***** Data to examine

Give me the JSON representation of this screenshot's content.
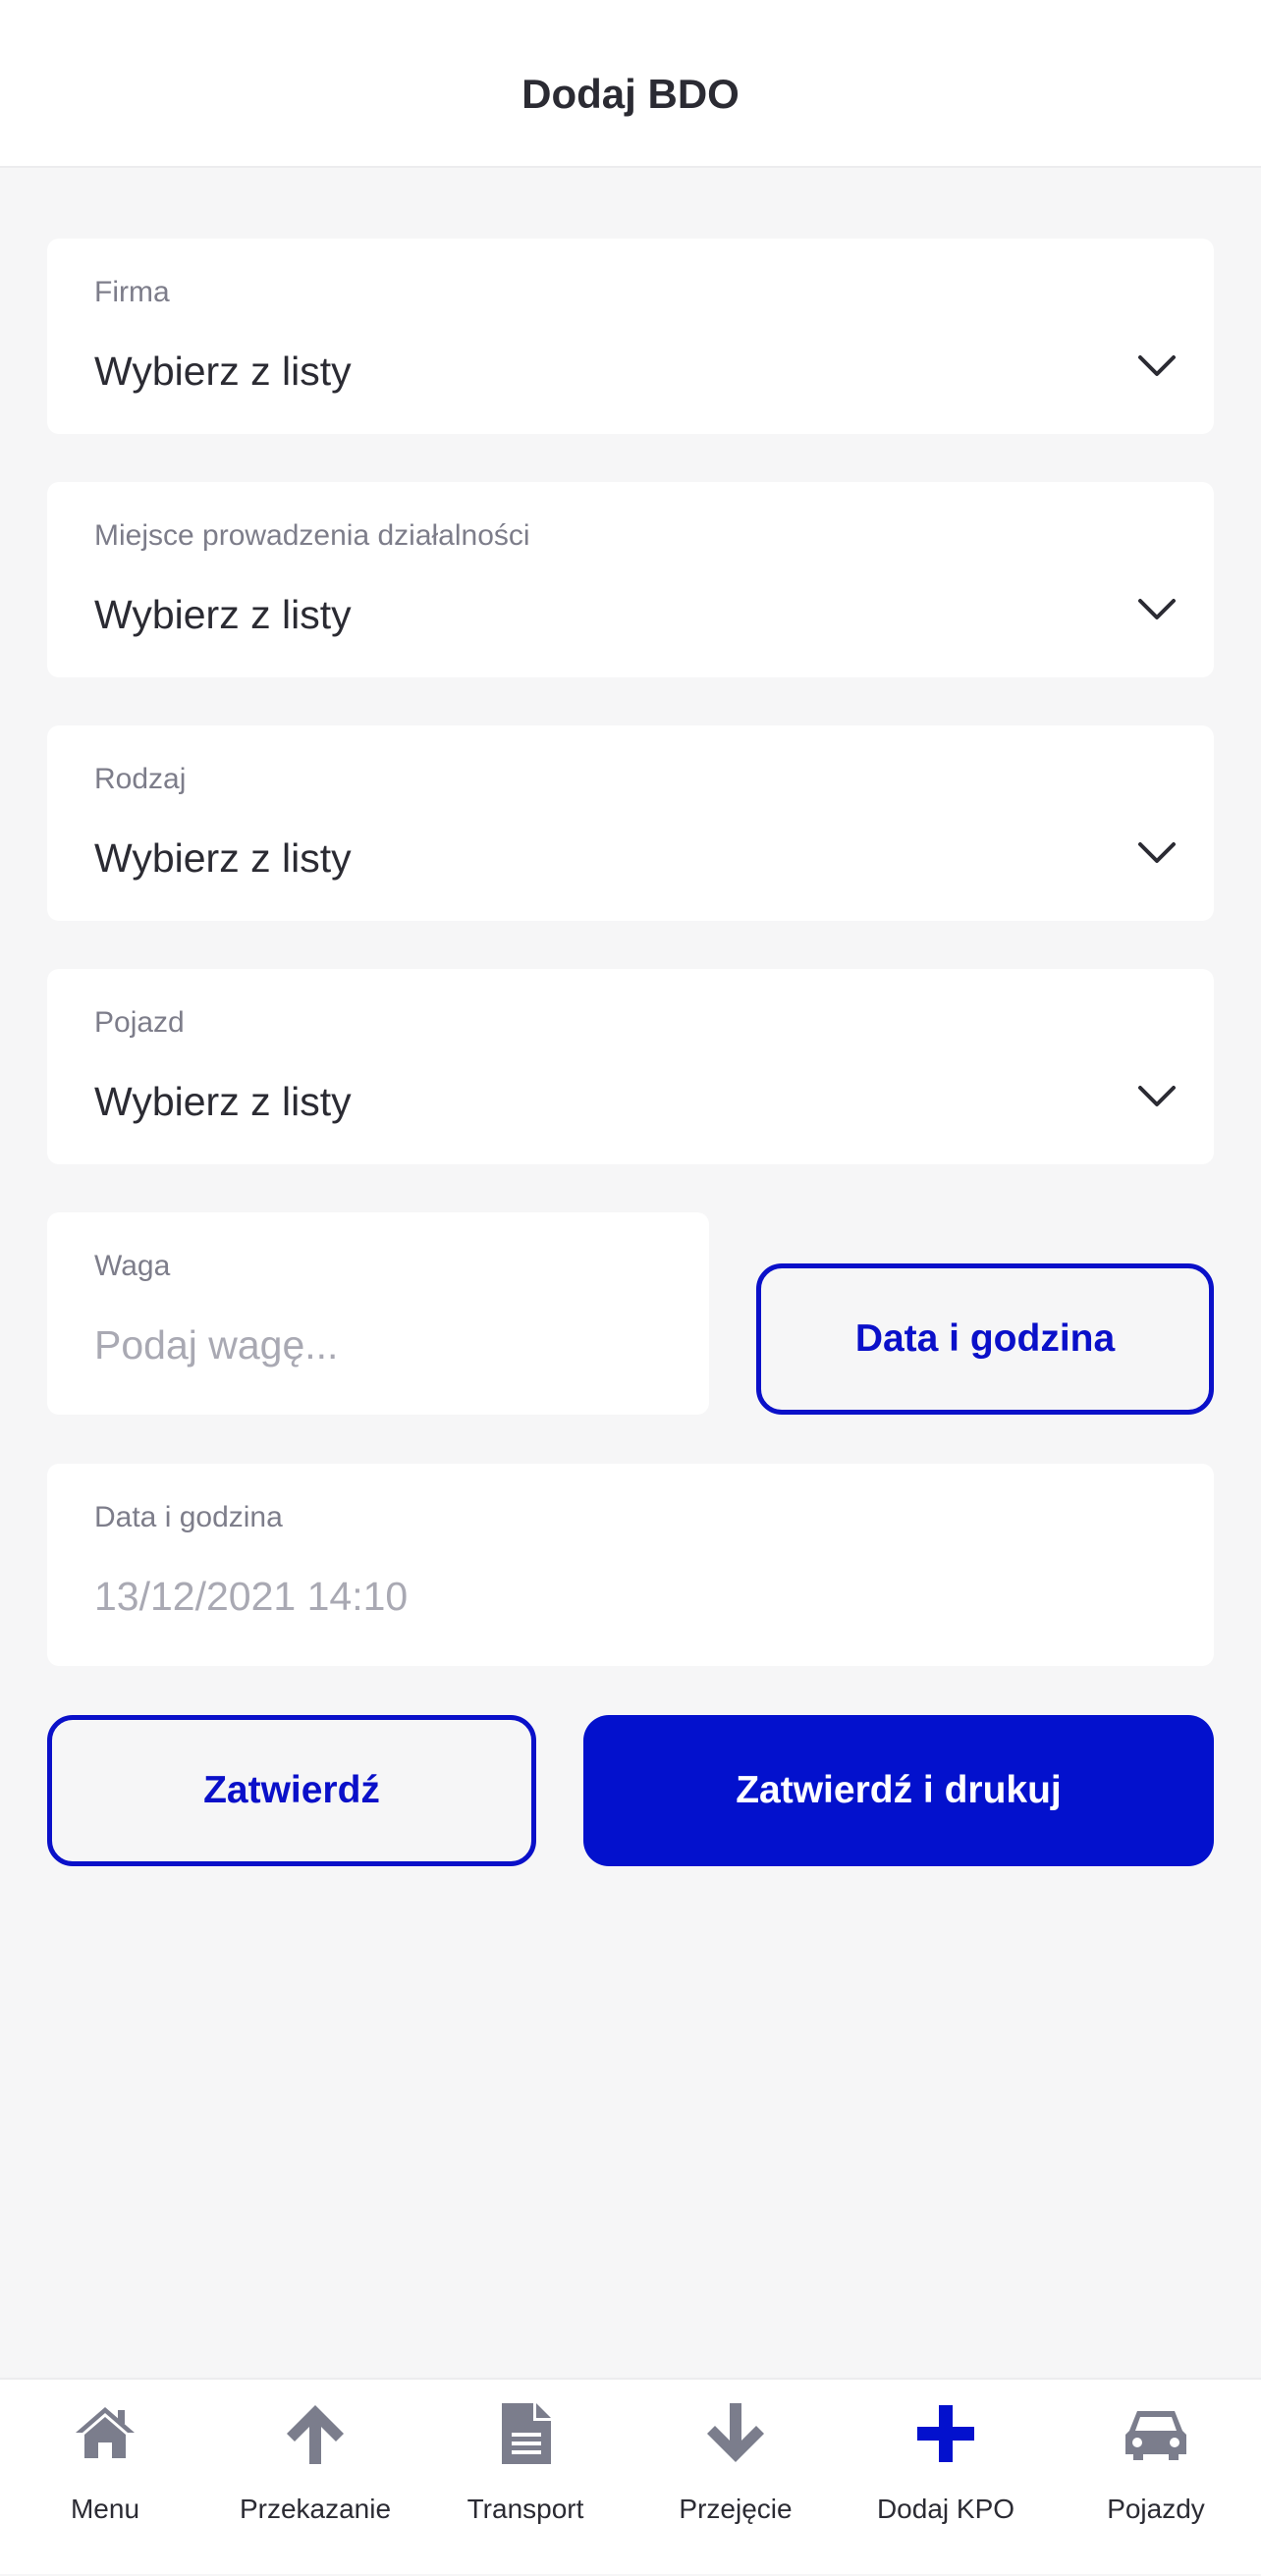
{
  "header": {
    "title": "Dodaj BDO"
  },
  "form": {
    "firma": {
      "label": "Firma",
      "value": "Wybierz z listy"
    },
    "miejsce": {
      "label": "Miejsce prowadzenia działalności",
      "value": "Wybierz z listy"
    },
    "rodzaj": {
      "label": "Rodzaj",
      "value": "Wybierz z listy"
    },
    "pojazd": {
      "label": "Pojazd",
      "value": "Wybierz z listy"
    },
    "waga": {
      "label": "Waga",
      "placeholder": "Podaj wagę..."
    },
    "date_button": "Data i godzina",
    "datetime": {
      "label": "Data i godzina",
      "value": "13/12/2021 14:10"
    }
  },
  "actions": {
    "confirm": "Zatwierdź",
    "confirm_print": "Zatwierdź i drukuj"
  },
  "tabbar": {
    "items": [
      {
        "label": "Menu",
        "icon": "home-icon"
      },
      {
        "label": "Przekazanie",
        "icon": "arrow-up-icon"
      },
      {
        "label": "Transport",
        "icon": "document-icon"
      },
      {
        "label": "Przejęcie",
        "icon": "arrow-down-icon"
      },
      {
        "label": "Dodaj KPO",
        "icon": "plus-icon",
        "active": true
      },
      {
        "label": "Pojazdy",
        "icon": "car-icon"
      }
    ]
  },
  "colors": {
    "accent": "#0311cd",
    "inactive_icon": "#7b7d8c",
    "background": "#f6f6f7"
  }
}
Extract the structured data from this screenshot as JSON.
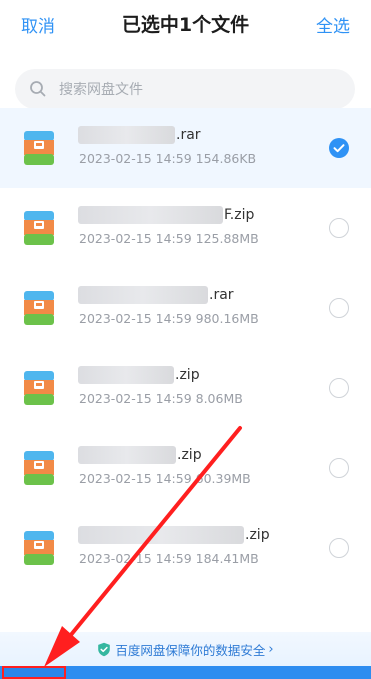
{
  "header": {
    "cancel_label": "取消",
    "title": "已选中1个文件",
    "select_all_label": "全选"
  },
  "search": {
    "placeholder": "搜索网盘文件"
  },
  "files": [
    {
      "ext": ".rar",
      "meta": "2023-02-15  14:59  154.86KB",
      "selected": true
    },
    {
      "ext": "F.zip",
      "meta": "2023-02-15  14:59  125.88MB",
      "selected": false
    },
    {
      "ext": ".rar",
      "meta": "2023-02-15  14:59  980.16MB",
      "selected": false
    },
    {
      "ext": ".zip",
      "meta": "2023-02-15  14:59  8.06MB",
      "selected": false
    },
    {
      "ext": ".zip",
      "meta": "2023-02-15  14:59  60.39MB",
      "selected": false
    },
    {
      "ext": ".zip",
      "meta": "2023-02-15  14:59  184.41MB",
      "selected": false
    }
  ],
  "notice": {
    "text": "百度网盘保障你的数据安全",
    "chevron": "›"
  },
  "icons": {
    "file": "archive-file-icon",
    "search": "search-icon",
    "check": "checkmark-icon",
    "shield": "shield-icon",
    "arrow": "red-annotation-arrow"
  },
  "colors": {
    "accent": "#2f92f5",
    "selected_row": "#f0f7ff",
    "annotation": "#ff1f1f"
  }
}
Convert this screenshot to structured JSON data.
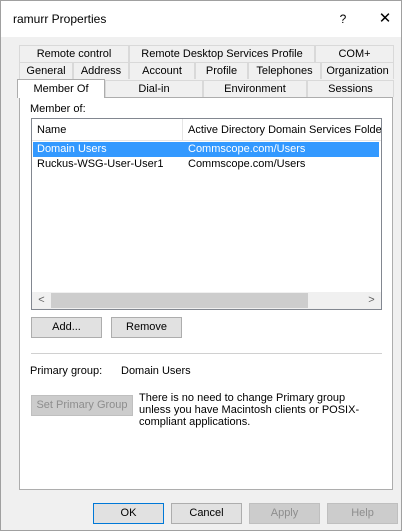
{
  "window": {
    "title": "ramurr Properties",
    "help_glyph": "?",
    "close_glyph": "✕"
  },
  "tabs": {
    "row1": [
      "Remote control",
      "Remote Desktop Services Profile",
      "COM+"
    ],
    "row2": [
      "General",
      "Address",
      "Account",
      "Profile",
      "Telephones",
      "Organization"
    ],
    "row3": [
      "Member Of",
      "Dial-in",
      "Environment",
      "Sessions"
    ],
    "active": "Member Of"
  },
  "member_of": {
    "label": "Member of:",
    "columns": [
      "Name",
      "Active Directory Domain Services Folder"
    ],
    "rows": [
      {
        "name": "Domain Users",
        "folder": "Commscope.com/Users",
        "selected": true
      },
      {
        "name": "Ruckus-WSG-User-User1",
        "folder": "Commscope.com/Users",
        "selected": false
      }
    ],
    "scroll_left": "<",
    "scroll_right": ">"
  },
  "buttons": {
    "add": "Add...",
    "remove": "Remove",
    "set_primary": "Set Primary Group"
  },
  "primary_group": {
    "label": "Primary group:",
    "value": "Domain Users",
    "note": "There is no need to change Primary group unless you have Macintosh clients or POSIX-compliant applications."
  },
  "dialog_buttons": {
    "ok": "OK",
    "cancel": "Cancel",
    "apply": "Apply",
    "help": "Help"
  }
}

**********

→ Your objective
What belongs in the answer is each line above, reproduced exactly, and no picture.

→ Output of the exercise
Give me the JSON representation of this screenshot's content.
{
  "header": {
    "title": "Dodaj BDO"
  },
  "form": {
    "firma": {
      "label": "Firma",
      "value": "Wybierz z listy"
    },
    "miejsce": {
      "label": "Miejsce prowadzenia działalności",
      "value": "Wybierz z listy"
    },
    "rodzaj": {
      "label": "Rodzaj",
      "value": "Wybierz z listy"
    },
    "pojazd": {
      "label": "Pojazd",
      "value": "Wybierz z listy"
    },
    "waga": {
      "label": "Waga",
      "placeholder": "Podaj wagę..."
    },
    "date_button": "Data i godzina",
    "datetime": {
      "label": "Data i godzina",
      "value": "13/12/2021 14:10"
    }
  },
  "actions": {
    "confirm": "Zatwierdź",
    "confirm_print": "Zatwierdź i drukuj"
  },
  "tabbar": {
    "items": [
      {
        "label": "Menu",
        "icon": "home-icon"
      },
      {
        "label": "Przekazanie",
        "icon": "arrow-up-icon"
      },
      {
        "label": "Transport",
        "icon": "document-icon"
      },
      {
        "label": "Przejęcie",
        "icon": "arrow-down-icon"
      },
      {
        "label": "Dodaj KPO",
        "icon": "plus-icon",
        "active": true
      },
      {
        "label": "Pojazdy",
        "icon": "car-icon"
      }
    ]
  },
  "colors": {
    "accent": "#0311cd",
    "inactive_icon": "#7b7d8c",
    "background": "#f6f6f7"
  }
}
Extract the structured data from this screenshot as JSON.
{
  "header": {
    "cancel_label": "取消",
    "title": "已选中1个文件",
    "select_all_label": "全选"
  },
  "search": {
    "placeholder": "搜索网盘文件"
  },
  "files": [
    {
      "ext": ".rar",
      "meta": "2023-02-15  14:59  154.86KB",
      "selected": true
    },
    {
      "ext": "F.zip",
      "meta": "2023-02-15  14:59  125.88MB",
      "selected": false
    },
    {
      "ext": ".rar",
      "meta": "2023-02-15  14:59  980.16MB",
      "selected": false
    },
    {
      "ext": ".zip",
      "meta": "2023-02-15  14:59  8.06MB",
      "selected": false
    },
    {
      "ext": ".zip",
      "meta": "2023-02-15  14:59  60.39MB",
      "selected": false
    },
    {
      "ext": ".zip",
      "meta": "2023-02-15  14:59  184.41MB",
      "selected": false
    }
  ],
  "notice": {
    "text": "百度网盘保障你的数据安全",
    "chevron": "›"
  },
  "icons": {
    "file": "archive-file-icon",
    "search": "search-icon",
    "check": "checkmark-icon",
    "shield": "shield-icon",
    "arrow": "red-annotation-arrow"
  },
  "colors": {
    "accent": "#2f92f5",
    "selected_row": "#f0f7ff",
    "annotation": "#ff1f1f"
  }
}
Convert this screenshot to structured JSON data.
{
  "window": {
    "title": "ramurr Properties",
    "help_glyph": "?",
    "close_glyph": "✕"
  },
  "tabs": {
    "row1": [
      "Remote control",
      "Remote Desktop Services Profile",
      "COM+"
    ],
    "row2": [
      "General",
      "Address",
      "Account",
      "Profile",
      "Telephones",
      "Organization"
    ],
    "row3": [
      "Member Of",
      "Dial-in",
      "Environment",
      "Sessions"
    ],
    "active": "Member Of"
  },
  "member_of": {
    "label": "Member of:",
    "columns": [
      "Name",
      "Active Directory Domain Services Folder"
    ],
    "rows": [
      {
        "name": "Domain Users",
        "folder": "Commscope.com/Users",
        "selected": true
      },
      {
        "name": "Ruckus-WSG-User-User1",
        "folder": "Commscope.com/Users",
        "selected": false
      }
    ],
    "scroll_left": "<",
    "scroll_right": ">"
  },
  "buttons": {
    "add": "Add...",
    "remove": "Remove",
    "set_primary": "Set Primary Group"
  },
  "primary_group": {
    "label": "Primary group:",
    "value": "Domain Users",
    "note": "There is no need to change Primary group unless you have Macintosh clients or POSIX-compliant applications."
  },
  "dialog_buttons": {
    "ok": "OK",
    "cancel": "Cancel",
    "apply": "Apply",
    "help": "Help"
  }
}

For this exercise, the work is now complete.